Exercise data below:

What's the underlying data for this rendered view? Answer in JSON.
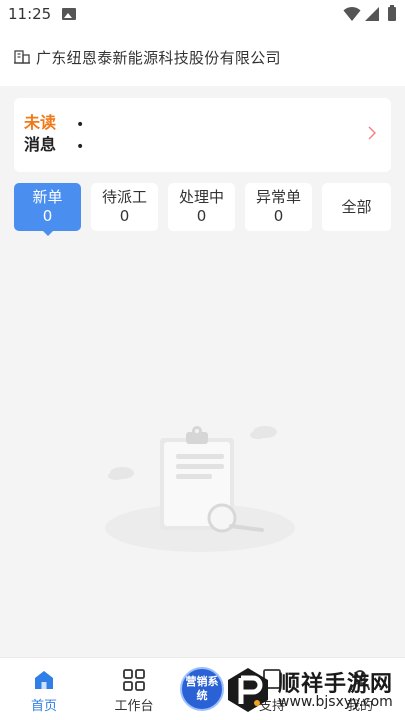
{
  "status_bar": {
    "time": "11:25"
  },
  "header": {
    "company_name": "广东纽恩泰新能源科技股份有限公司"
  },
  "notice": {
    "unread_label": "未读",
    "message_label": "消息",
    "bullets": [
      "•",
      "•"
    ]
  },
  "tabs": [
    {
      "label": "新单",
      "count": "0",
      "active": true
    },
    {
      "label": "待派工",
      "count": "0",
      "active": false
    },
    {
      "label": "处理中",
      "count": "0",
      "active": false
    },
    {
      "label": "异常单",
      "count": "0",
      "active": false
    },
    {
      "label": "全部",
      "count": "",
      "active": false
    }
  ],
  "bottom_nav": {
    "items": [
      {
        "label": "首页",
        "icon": "home-icon",
        "active": true
      },
      {
        "label": "工作台",
        "icon": "grid-icon",
        "active": false
      },
      {
        "label": "支持",
        "icon": "support-icon",
        "active": false
      },
      {
        "label": "我的",
        "icon": "profile-icon",
        "active": false
      }
    ],
    "marketing_badge": "营销系统"
  },
  "watermark": {
    "title": "顺祥手游网",
    "url": "www.bjsxyy.com"
  },
  "colors": {
    "accent": "#4a8ef0",
    "unread_orange": "#f07a1a",
    "nav_active": "#2f7fe6",
    "badge_blue": "#2a62d6"
  }
}
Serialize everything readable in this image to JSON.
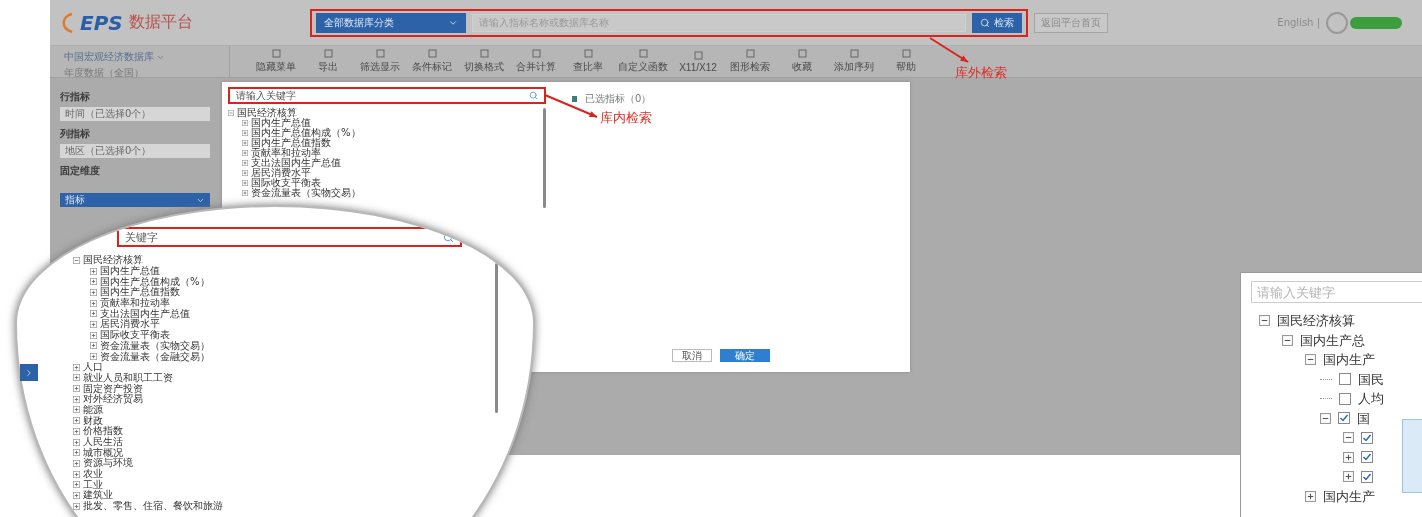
{
  "header": {
    "logo_mark": "EPS",
    "logo_text": "数据平台",
    "category": "全部数据库分类",
    "search_placeholder": "请输入指标名称或数据库名称",
    "search_button": "检索",
    "platform_button": "返回平台首页",
    "language": "English |"
  },
  "database": {
    "name": "中国宏观经济数据库",
    "subtitle": "年度数据（全国）"
  },
  "toolbar": [
    "隐藏菜单",
    "导出",
    "筛选显示",
    "条件标记",
    "切换格式",
    "合并计算",
    "查比率",
    "自定义函数",
    "X11/X12",
    "图形检索",
    "收藏",
    "添加序列",
    "帮助"
  ],
  "sidebar": {
    "fields": [
      {
        "label": "行指标",
        "value": "时间（已选择0个）"
      },
      {
        "label": "列指标",
        "value": "地区（已选择0个）"
      }
    ],
    "fixed_label": "固定维度",
    "dimension": "指标"
  },
  "dialog": {
    "search_placeholder": "请输入关键字",
    "tree": [
      {
        "label": "国民经济核算",
        "expanded": true,
        "children": [
          {
            "label": "国内生产总值",
            "expanded": false
          },
          {
            "label": "国内生产总值构成（%）",
            "expanded": false
          },
          {
            "label": "国内生产总值指数",
            "expanded": false
          },
          {
            "label": "贡献率和拉动率",
            "expanded": false
          },
          {
            "label": "支出法国内生产总值",
            "expanded": false
          },
          {
            "label": "居民消费水平",
            "expanded": false
          },
          {
            "label": "国际收支平衡表",
            "expanded": false
          },
          {
            "label": "资金流量表（实物交易）",
            "expanded": false
          }
        ]
      }
    ],
    "selected_title": "已选指标（0）",
    "buttons": [
      {
        "label": "取消",
        "kind": "secondary"
      },
      {
        "label": "确定",
        "kind": "primary"
      }
    ]
  },
  "annotations": [
    {
      "text": "库外检索"
    },
    {
      "text": "库内检索"
    }
  ],
  "magnifier": {
    "search_placeholder": "关键字",
    "tree": [
      {
        "label": "国民经济核算",
        "expanded": true,
        "children": [
          {
            "label": "国内生产总值",
            "expanded": false
          },
          {
            "label": "国内生产总值构成（%）",
            "expanded": false
          },
          {
            "label": "国内生产总值指数",
            "expanded": false
          },
          {
            "label": "贡献率和拉动率",
            "expanded": false
          },
          {
            "label": "支出法国内生产总值",
            "expanded": false
          },
          {
            "label": "居民消费水平",
            "expanded": false
          },
          {
            "label": "国际收支平衡表",
            "expanded": false
          },
          {
            "label": "资金流量表（实物交易）",
            "expanded": false
          },
          {
            "label": "资金流量表（金融交易）",
            "expanded": false
          }
        ]
      },
      {
        "label": "人口",
        "expanded": false
      },
      {
        "label": "就业人员和职工工资",
        "expanded": false
      },
      {
        "label": "固定资产投资",
        "expanded": false
      },
      {
        "label": "对外经济贸易",
        "expanded": false
      },
      {
        "label": "能源",
        "expanded": false
      },
      {
        "label": "财政",
        "expanded": false
      },
      {
        "label": "价格指数",
        "expanded": false
      },
      {
        "label": "人民生活",
        "expanded": false
      },
      {
        "label": "城市概况",
        "expanded": false
      },
      {
        "label": "资源与环境",
        "expanded": false
      },
      {
        "label": "农业",
        "expanded": false
      },
      {
        "label": "工业",
        "expanded": false
      },
      {
        "label": "建筑业",
        "expanded": false
      },
      {
        "label": "批发、零售、住宿、餐饮和旅游",
        "expanded": false
      }
    ]
  },
  "inset": {
    "search_placeholder": "请输入关键字",
    "tree": [
      {
        "kind": "group",
        "label": "国民经济核算",
        "expanded": true,
        "children": [
          {
            "kind": "group",
            "label": "国内生产总",
            "expanded": true,
            "children": [
              {
                "kind": "group",
                "label": "国内生产",
                "expanded": true,
                "children": [
                  {
                    "kind": "option",
                    "label": "国民",
                    "checked": false
                  },
                  {
                    "kind": "option",
                    "label": "人均",
                    "checked": false
                  },
                  {
                    "kind": "option-group",
                    "label": "国",
                    "checked": true,
                    "expanded": true,
                    "children": [
                      {
                        "kind": "option-group",
                        "checked": true,
                        "expanded": true
                      },
                      {
                        "kind": "option-group",
                        "checked": true,
                        "expanded": false
                      },
                      {
                        "kind": "option-group",
                        "checked": true,
                        "expanded": false
                      }
                    ]
                  }
                ]
              },
              {
                "kind": "group",
                "label": "国内生产",
                "expanded": false
              }
            ]
          }
        ]
      }
    ]
  }
}
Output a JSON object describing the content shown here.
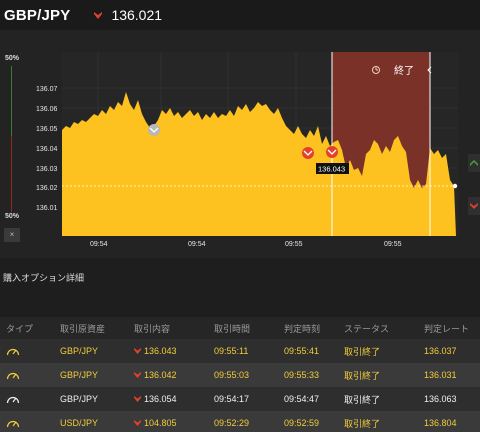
{
  "header": {
    "pair": "GBP/JPY",
    "rate": "136.021",
    "direction_icon": "down-arrow-red"
  },
  "chart": {
    "y_ticks": [
      "136.07",
      "136.06",
      "136.05",
      "136.04",
      "136.03",
      "136.02",
      "136.01"
    ],
    "x_ticks": [
      "09:54",
      "09:54",
      "09:55",
      "09:55"
    ],
    "end_label": "終了",
    "end_icon": "clock-icon",
    "price_tag": "136.043",
    "gauge_top": "50%",
    "gauge_bottom": "50%",
    "gauge_close": "×",
    "colors": {
      "area": "#fdc21f",
      "end_zone": "#7a3128",
      "up": "#4aa33a",
      "down": "#d8412d"
    }
  },
  "section_title": "購入オプション詳細",
  "table": {
    "headers": [
      "タイプ",
      "取引原資産",
      "取引内容",
      "取引時間",
      "判定時刻",
      "ステータス",
      "判定レート"
    ],
    "rows": [
      {
        "asset": "GBP/JPY",
        "content": "136.043",
        "time": "09:55:11",
        "judge_time": "09:55:41",
        "status": "取引終了",
        "rate": "136.037",
        "color": "yellow"
      },
      {
        "asset": "GBP/JPY",
        "content": "136.042",
        "time": "09:55:03",
        "judge_time": "09:55:33",
        "status": "取引終了",
        "rate": "136.031",
        "color": "yellow"
      },
      {
        "asset": "GBP/JPY",
        "content": "136.054",
        "time": "09:54:17",
        "judge_time": "09:54:47",
        "status": "取引終了",
        "rate": "136.063",
        "color": "white"
      },
      {
        "asset": "USD/JPY",
        "content": "104.805",
        "time": "09:52:29",
        "judge_time": "09:52:59",
        "status": "取引終了",
        "rate": "136.804",
        "color": "yellow"
      }
    ]
  }
}
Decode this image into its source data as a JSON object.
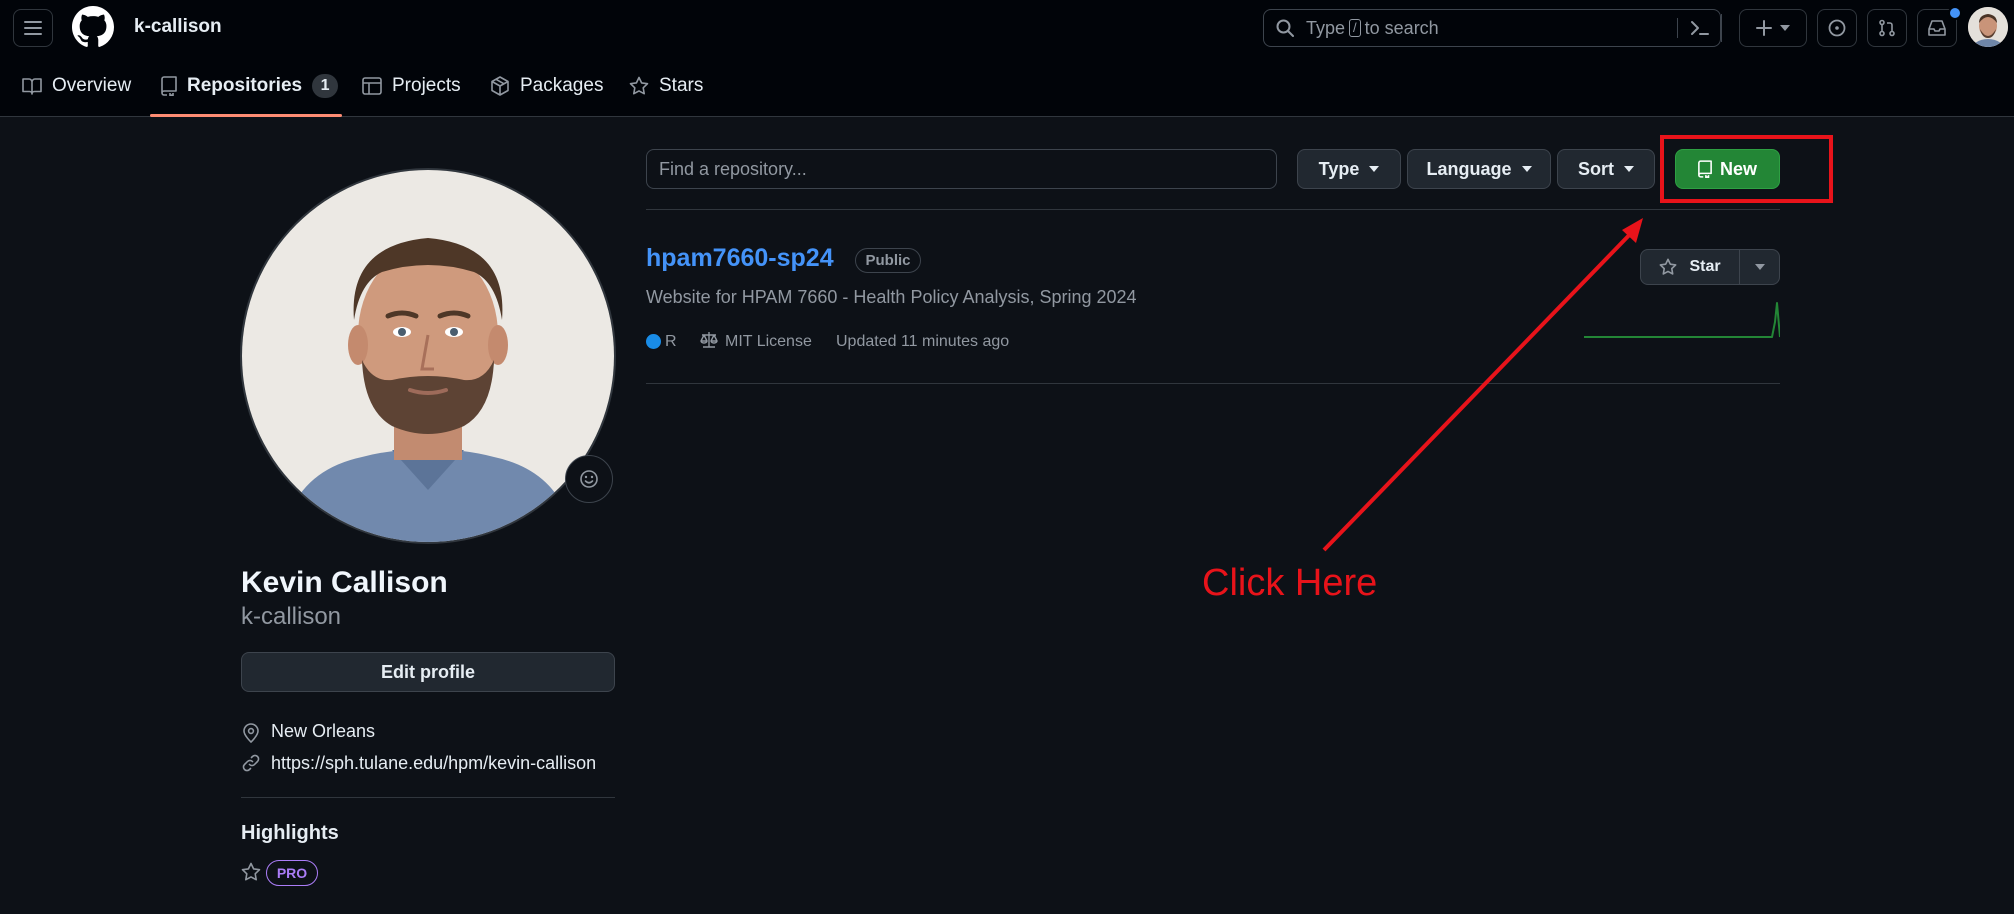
{
  "header": {
    "username": "k-callison",
    "search_placeholder": "Type / to search",
    "search_prefix": "Type",
    "search_key": "/",
    "search_suffix": "to search"
  },
  "tabs": [
    {
      "label": "Overview",
      "icon": "book-icon"
    },
    {
      "label": "Repositories",
      "icon": "repo-icon",
      "count": "1",
      "active": true
    },
    {
      "label": "Projects",
      "icon": "table-icon"
    },
    {
      "label": "Packages",
      "icon": "package-icon"
    },
    {
      "label": "Stars",
      "icon": "star-icon"
    }
  ],
  "repo_filter": {
    "placeholder": "Find a repository...",
    "type_label": "Type",
    "language_label": "Language",
    "sort_label": "Sort",
    "new_label": "New"
  },
  "repo": {
    "name": "hpam7660-sp24",
    "visibility": "Public",
    "description": "Website for HPAM 7660 - Health Policy Analysis, Spring 2024",
    "language": "R",
    "language_color": "#198ce7",
    "license": "MIT License",
    "updated": "Updated 11 minutes ago",
    "star_label": "Star"
  },
  "profile": {
    "name": "Kevin Callison",
    "login": "k-callison",
    "edit_label": "Edit profile",
    "location": "New Orleans",
    "website": "https://sph.tulane.edu/hpm/kevin-callison",
    "highlights_title": "Highlights",
    "pro_label": "PRO"
  },
  "annotation": {
    "text": "Click Here",
    "color": "#e8131a"
  },
  "colors": {
    "accent_green": "#238636",
    "link_blue": "#4493f8",
    "tab_underline": "#fd8c73",
    "pro_purple": "#ab7df8"
  }
}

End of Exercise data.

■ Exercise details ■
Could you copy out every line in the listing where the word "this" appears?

■ Answer space ■
What's the underlying data for this rendered view? Answer in JSON.
Serialize everything readable in this image to JSON.
Decode this image into its source data as a JSON object.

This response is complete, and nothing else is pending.